## YOUR INSTRUCTIONS
From the entries below, copy every line that holds the word "object".

[Data records for software interfaces]

╭──

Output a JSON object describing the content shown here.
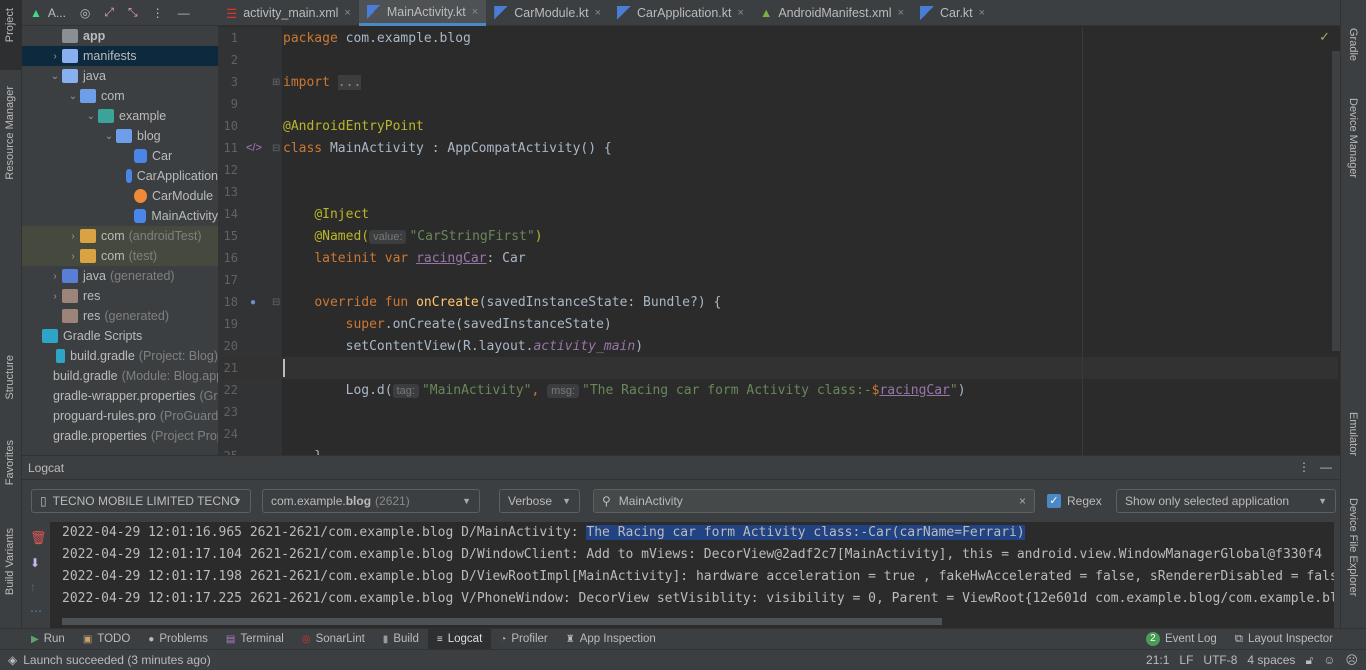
{
  "left_strip": {
    "items": [
      "Project",
      "Resource Manager",
      "Structure",
      "Favorites",
      "Build Variants"
    ]
  },
  "right_strip": {
    "items": [
      "Gradle",
      "Device Manager",
      "Emulator",
      "Device File Explorer"
    ]
  },
  "project": {
    "view_label": "A...",
    "tree": [
      {
        "label": "app",
        "suffix": "",
        "depth": 0,
        "chev": "",
        "icon": "module-folder-icon",
        "color": "#8a8f94",
        "bold": true
      },
      {
        "label": "manifests",
        "suffix": "",
        "depth": 0,
        "chev": "›",
        "icon": "folder-icon",
        "color": "#88b0f0",
        "selected": true
      },
      {
        "label": "java",
        "suffix": "",
        "depth": 0,
        "chev": "⌄",
        "icon": "folder-icon",
        "color": "#88b0f0"
      },
      {
        "label": "com",
        "suffix": "",
        "depth": 1,
        "chev": "⌄",
        "icon": "package-icon",
        "color": "#6f9ee8"
      },
      {
        "label": "example",
        "suffix": "",
        "depth": 2,
        "chev": "⌄",
        "icon": "package-icon",
        "color": "#3aa39a"
      },
      {
        "label": "blog",
        "suffix": "",
        "depth": 3,
        "chev": "⌄",
        "icon": "package-icon",
        "color": "#6f9ee8"
      },
      {
        "label": "Car",
        "suffix": "",
        "depth": 4,
        "chev": "",
        "icon": "kotlin-class-icon",
        "color": "#4a86e8"
      },
      {
        "label": "CarApplication",
        "suffix": "",
        "depth": 4,
        "chev": "",
        "icon": "kotlin-class-icon",
        "color": "#4a86e8"
      },
      {
        "label": "CarModule",
        "suffix": "",
        "depth": 4,
        "chev": "",
        "icon": "kotlin-object-icon",
        "color": "#f08a38"
      },
      {
        "label": "MainActivity",
        "suffix": "",
        "depth": 4,
        "chev": "",
        "icon": "kotlin-class-icon",
        "color": "#4a86e8"
      },
      {
        "label": "com",
        "suffix": "(androidTest)",
        "depth": 1,
        "chev": "›",
        "icon": "test-package-icon",
        "color": "#d9a343",
        "olive": true
      },
      {
        "label": "com",
        "suffix": "(test)",
        "depth": 1,
        "chev": "›",
        "icon": "test-package-icon",
        "color": "#d9a343",
        "olive": true
      },
      {
        "label": "java",
        "suffix": "(generated)",
        "depth": 0,
        "chev": "›",
        "icon": "generated-folder-icon",
        "color": "#5a7ed6"
      },
      {
        "label": "res",
        "suffix": "",
        "depth": 0,
        "chev": "›",
        "icon": "res-folder-icon",
        "color": "#9c8578"
      },
      {
        "label": "res",
        "suffix": "(generated)",
        "depth": 0,
        "chev": "",
        "icon": "res-folder-icon",
        "color": "#9c8578"
      },
      {
        "label": "Gradle Scripts",
        "suffix": "",
        "depth": -1,
        "chev": "",
        "icon": "gradle-icon",
        "color": "#2ea5c7"
      },
      {
        "label": "build.gradle",
        "suffix": "(Project: Blog)",
        "depth": 0,
        "chev": "",
        "icon": "gradle-icon",
        "color": "#2ea5c7"
      },
      {
        "label": "build.gradle",
        "suffix": "(Module: Blog.app)",
        "depth": 0,
        "chev": "",
        "icon": "gradle-icon",
        "color": "#2ea5c7"
      },
      {
        "label": "gradle-wrapper.properties",
        "suffix": "(Gradle Version)",
        "depth": 0,
        "chev": "",
        "icon": "properties-icon",
        "color": "#9ab8c8"
      },
      {
        "label": "proguard-rules.pro",
        "suffix": "(ProGuard Rules)",
        "depth": 0,
        "chev": "",
        "icon": "proguard-icon",
        "color": "#d9342b"
      },
      {
        "label": "gradle.properties",
        "suffix": "(Project Properties)",
        "depth": 0,
        "chev": "",
        "icon": "properties-icon",
        "color": "#9ab8c8"
      }
    ]
  },
  "tabs": [
    {
      "label": "activity_main.xml",
      "icon": "layout-xml-icon",
      "active": false
    },
    {
      "label": "MainActivity.kt",
      "icon": "kotlin-file-icon",
      "active": true
    },
    {
      "label": "CarModule.kt",
      "icon": "kotlin-file-icon",
      "active": false
    },
    {
      "label": "CarApplication.kt",
      "icon": "kotlin-file-icon",
      "active": false
    },
    {
      "label": "AndroidManifest.xml",
      "icon": "android-icon",
      "active": false
    },
    {
      "label": "Car.kt",
      "icon": "kotlin-file-icon",
      "active": false
    }
  ],
  "editor": {
    "current_line": "21",
    "lines": [
      {
        "n": "1",
        "t": [
          [
            "kw",
            "package "
          ],
          [
            "",
            "com.example.blog"
          ]
        ]
      },
      {
        "n": "2",
        "t": []
      },
      {
        "n": "3",
        "t": [
          [
            "kw",
            "import "
          ],
          [
            "fold",
            "..."
          ]
        ]
      },
      {
        "n": "9",
        "t": []
      },
      {
        "n": "10",
        "t": [
          [
            "ann",
            "@AndroidEntryPoint"
          ]
        ]
      },
      {
        "n": "11",
        "t": [
          [
            "kw",
            "class "
          ],
          [
            "",
            "MainActivity : AppCompatActivity() {"
          ]
        ]
      },
      {
        "n": "12",
        "t": []
      },
      {
        "n": "13",
        "t": []
      },
      {
        "n": "14",
        "t": [
          [
            "",
            "    "
          ],
          [
            "ann",
            "@Inject"
          ]
        ]
      },
      {
        "n": "15",
        "t": [
          [
            "",
            "    "
          ],
          [
            "ann",
            "@Named("
          ],
          [
            "hint",
            "value:"
          ],
          [
            "str",
            "\"CarStringFirst\""
          ],
          [
            "ann",
            ")"
          ]
        ]
      },
      {
        "n": "16",
        "t": [
          [
            "",
            "    "
          ],
          [
            "kw",
            "lateinit var "
          ],
          [
            "prop",
            "racingCar"
          ],
          [
            "",
            ": Car"
          ]
        ]
      },
      {
        "n": "17",
        "t": []
      },
      {
        "n": "18",
        "t": [
          [
            "",
            "    "
          ],
          [
            "kw",
            "override fun "
          ],
          [
            "fn",
            "onCreate"
          ],
          [
            "",
            "(savedInstanceState: Bundle?) {"
          ]
        ]
      },
      {
        "n": "19",
        "t": [
          [
            "",
            "        "
          ],
          [
            "kw",
            "super"
          ],
          [
            "",
            ".onCreate(savedInstanceState)"
          ]
        ]
      },
      {
        "n": "20",
        "t": [
          [
            "",
            "        setContentView(R.layout."
          ],
          [
            "it",
            "activity_main"
          ],
          [
            "",
            ")"
          ]
        ]
      },
      {
        "n": "21",
        "t": []
      },
      {
        "n": "22",
        "t": [
          [
            "",
            "        Log.d("
          ],
          [
            "hint",
            "tag:"
          ],
          [
            "str",
            "\"MainActivity\""
          ],
          [
            "kw",
            ", "
          ],
          [
            "hint",
            "msg:"
          ],
          [
            "str",
            "\"The Racing car form Activity class:-"
          ],
          [
            "kw",
            "$"
          ],
          [
            "prop",
            "racingCar"
          ],
          [
            "str",
            "\""
          ],
          [
            "",
            ")"
          ]
        ]
      },
      {
        "n": "23",
        "t": []
      },
      {
        "n": "24",
        "t": []
      },
      {
        "n": "25",
        "t": [
          [
            "",
            "    }"
          ]
        ]
      }
    ]
  },
  "logcat": {
    "title": "Logcat",
    "device": "TECNO MOBILE LIMITED TECNO",
    "process_prefix": "com.example.",
    "process_bold": "blog",
    "process_pid": "(2621)",
    "level": "Verbose",
    "search_value": "MainActivity",
    "regex_label": "Regex",
    "regex_checked": true,
    "filter": "Show only selected application",
    "lines": [
      {
        "prefix": "2022-04-29 12:01:16.965 2621-2621/com.example.blog D/MainActivity: ",
        "highlight": "The Racing car form Activity class:-Car(carName=Ferrari)"
      },
      {
        "prefix": "2022-04-29 12:01:17.104 2621-2621/com.example.blog D/WindowClient: Add to mViews: DecorView@2adf2c7[MainActivity], this = android.view.WindowManagerGlobal@f330f4",
        "highlight": ""
      },
      {
        "prefix": "2022-04-29 12:01:17.198 2621-2621/com.example.blog D/ViewRootImpl[MainActivity]: hardware acceleration = true , fakeHwAccelerated = false, sRendererDisabled = false",
        "highlight": ""
      },
      {
        "prefix": "2022-04-29 12:01:17.225 2621-2621/com.example.blog V/PhoneWindow: DecorView setVisiblity: visibility = 0, Parent = ViewRoot{12e601d com.example.blog/com.example.blog.MainActivity}",
        "highlight": ""
      }
    ]
  },
  "tool_tabs": [
    {
      "label": "Run",
      "icon": "run-icon",
      "color": "#59a869"
    },
    {
      "label": "TODO",
      "icon": "todo-icon",
      "color": "#c9a26d"
    },
    {
      "label": "Problems",
      "icon": "problems-icon",
      "color": "#bbbbbb"
    },
    {
      "label": "Terminal",
      "icon": "terminal-icon",
      "color": "#b07cc6"
    },
    {
      "label": "SonarLint",
      "icon": "sonarlint-icon",
      "color": "#d9342b"
    },
    {
      "label": "Build",
      "icon": "build-icon",
      "color": "#999999"
    },
    {
      "label": "Logcat",
      "icon": "logcat-icon",
      "color": "#dddddd",
      "active": true
    },
    {
      "label": "Profiler",
      "icon": "profiler-icon",
      "color": "#bbbbbb"
    },
    {
      "label": "App Inspection",
      "icon": "app-inspection-icon",
      "color": "#bbbbbb"
    }
  ],
  "tool_tabs_right": {
    "event_log_count": "2",
    "event_log": "Event Log",
    "layout_inspector": "Layout Inspector"
  },
  "status": {
    "message": "Launch succeeded (3 minutes ago)",
    "position": "21:1",
    "line_sep": "LF",
    "encoding": "UTF-8",
    "indent": "4 spaces"
  }
}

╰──

## SOLUTION FOR THIS TASK
Output a JSON object describing the content shown here.
        "icon": "kotlin-object-icon",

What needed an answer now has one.